Instead of kicking a rock every time I think about the entirely huge reality that my book won’t outsell the Bible (especially not if I never publish it a*hem, Molly…) I need to be OK with the fact that I wrote one because that’s a big deal. (But… it would be nice to put it to bed and see what happens… Nnnn. That’s semi-recognitionistic isn’t it?)

These are the ideas that are floating around my head since giving up Facebook for Lent. I’m pretty cool with that decision; I haven’t thought in status-update mode yet today.

So here we are. Feel good about what you Have Done so that you will feel good about what you Will Do. We all have to start somewhere. I’m not looking for a pen medal (that’s good, because now I feel better that John Nash doesn’t have all those pens because… that would be wrong). But Nash did win the Nobel Prize in 1994.

I’m looking for self-satisfaction. That’s tough these days what with everyone seeking their 15 minutes of fame. It’s hard to know the difference. Or it used to be… I think I’m getting a handle on it. Self-satisfaction with personal achievement means you’re good with what’s going on; that if you kicked the bucket, you’d be OK with how your life has turned out, based on your own assessment.

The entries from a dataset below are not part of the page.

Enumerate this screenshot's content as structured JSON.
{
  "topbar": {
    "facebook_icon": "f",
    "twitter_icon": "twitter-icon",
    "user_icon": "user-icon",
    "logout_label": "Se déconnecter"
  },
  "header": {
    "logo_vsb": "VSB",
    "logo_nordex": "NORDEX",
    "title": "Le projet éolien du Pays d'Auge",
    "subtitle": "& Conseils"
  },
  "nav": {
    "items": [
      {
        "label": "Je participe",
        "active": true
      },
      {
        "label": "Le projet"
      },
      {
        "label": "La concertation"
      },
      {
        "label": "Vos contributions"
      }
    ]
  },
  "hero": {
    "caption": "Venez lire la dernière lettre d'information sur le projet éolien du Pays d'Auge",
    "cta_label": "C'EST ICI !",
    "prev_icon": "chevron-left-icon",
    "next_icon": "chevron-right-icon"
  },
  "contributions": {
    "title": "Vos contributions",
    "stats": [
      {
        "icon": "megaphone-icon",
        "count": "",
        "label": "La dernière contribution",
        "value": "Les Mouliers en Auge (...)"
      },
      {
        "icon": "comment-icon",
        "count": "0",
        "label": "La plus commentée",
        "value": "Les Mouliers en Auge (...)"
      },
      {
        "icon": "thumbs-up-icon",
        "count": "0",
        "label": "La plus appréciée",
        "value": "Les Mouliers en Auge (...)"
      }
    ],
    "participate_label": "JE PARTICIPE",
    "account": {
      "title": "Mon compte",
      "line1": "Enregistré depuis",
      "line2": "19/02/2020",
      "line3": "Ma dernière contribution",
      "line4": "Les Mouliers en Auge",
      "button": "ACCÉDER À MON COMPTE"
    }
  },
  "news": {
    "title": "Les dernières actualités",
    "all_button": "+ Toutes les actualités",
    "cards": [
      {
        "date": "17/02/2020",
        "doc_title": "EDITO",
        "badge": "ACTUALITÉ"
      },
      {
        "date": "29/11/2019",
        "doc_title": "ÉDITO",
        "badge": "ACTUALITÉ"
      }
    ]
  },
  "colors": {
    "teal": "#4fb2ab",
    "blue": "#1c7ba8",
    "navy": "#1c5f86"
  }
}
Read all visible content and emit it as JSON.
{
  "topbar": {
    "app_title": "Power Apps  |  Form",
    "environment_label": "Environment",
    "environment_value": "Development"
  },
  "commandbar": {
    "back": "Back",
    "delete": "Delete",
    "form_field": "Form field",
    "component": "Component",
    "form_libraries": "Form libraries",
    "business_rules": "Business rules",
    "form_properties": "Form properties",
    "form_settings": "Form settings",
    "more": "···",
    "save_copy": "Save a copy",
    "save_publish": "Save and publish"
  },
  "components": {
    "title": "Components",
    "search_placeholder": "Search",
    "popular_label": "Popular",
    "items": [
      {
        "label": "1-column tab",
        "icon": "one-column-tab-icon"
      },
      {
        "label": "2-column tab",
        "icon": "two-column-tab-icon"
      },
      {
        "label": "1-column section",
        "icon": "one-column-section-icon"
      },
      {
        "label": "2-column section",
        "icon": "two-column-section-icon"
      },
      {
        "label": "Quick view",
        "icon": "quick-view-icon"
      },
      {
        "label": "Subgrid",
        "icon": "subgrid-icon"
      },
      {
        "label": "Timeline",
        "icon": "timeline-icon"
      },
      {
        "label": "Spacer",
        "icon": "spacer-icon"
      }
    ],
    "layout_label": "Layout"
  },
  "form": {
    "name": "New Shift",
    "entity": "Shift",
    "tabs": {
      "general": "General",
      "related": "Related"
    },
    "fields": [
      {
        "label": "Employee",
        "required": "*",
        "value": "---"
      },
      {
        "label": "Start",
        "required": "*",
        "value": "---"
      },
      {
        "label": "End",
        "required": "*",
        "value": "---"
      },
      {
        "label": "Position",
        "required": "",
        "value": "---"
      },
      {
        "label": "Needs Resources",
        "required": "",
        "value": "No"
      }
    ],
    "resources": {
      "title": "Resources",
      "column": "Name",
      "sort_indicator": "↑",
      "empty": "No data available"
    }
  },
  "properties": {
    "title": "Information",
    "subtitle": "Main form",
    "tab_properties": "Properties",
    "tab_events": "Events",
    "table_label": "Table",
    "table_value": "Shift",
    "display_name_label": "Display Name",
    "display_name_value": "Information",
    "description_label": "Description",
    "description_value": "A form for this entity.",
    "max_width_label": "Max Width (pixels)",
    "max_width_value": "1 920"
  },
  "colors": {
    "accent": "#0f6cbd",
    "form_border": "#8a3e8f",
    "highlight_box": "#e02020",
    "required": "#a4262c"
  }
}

If you haven’t seen the film, you should. It’s largely true; Nash did have schizophrenia and he has overcome it, and he is still affected by hallucinations. Here’s a nice moment that likely never happened:

The take away is this: be happy and proud of what you’ve done. If nothing else: it keeps the flow of good energy going in the universe and that, my friends, is HUGE.

Thank you.